Segment Start: Exercise data

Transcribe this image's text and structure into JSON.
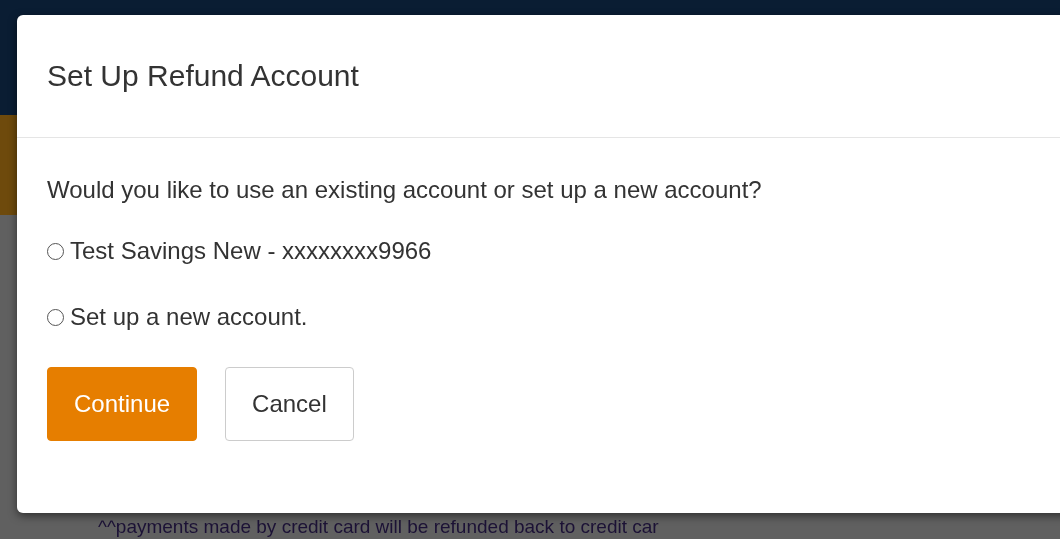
{
  "page": {
    "note": "^^payments made by credit card will be refunded back to credit car"
  },
  "modal": {
    "title": "Set Up Refund Account",
    "question": "Would you like to use an existing account or set up a new account?",
    "options": [
      {
        "label": "Test Savings New - xxxxxxxx9966",
        "selected": false
      },
      {
        "label": "Set up a new account.",
        "selected": false
      }
    ],
    "buttons": [
      {
        "label": "Continue",
        "kind": "primary"
      },
      {
        "label": "Cancel",
        "kind": "secondary"
      }
    ]
  }
}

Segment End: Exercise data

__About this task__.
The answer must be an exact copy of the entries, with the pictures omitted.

__Completed task__.
Transcribe this image's text and structure into JSON.
{
  "page": {
    "note": "^^payments made by credit card will be refunded back to credit car"
  },
  "modal": {
    "title": "Set Up Refund Account",
    "question": "Would you like to use an existing account or set up a new account?",
    "options": [
      {
        "label": "Test Savings New - xxxxxxxx9966",
        "selected": false
      },
      {
        "label": "Set up a new account.",
        "selected": false
      }
    ],
    "buttons": [
      {
        "label": "Continue",
        "kind": "primary"
      },
      {
        "label": "Cancel",
        "kind": "secondary"
      }
    ]
  }
}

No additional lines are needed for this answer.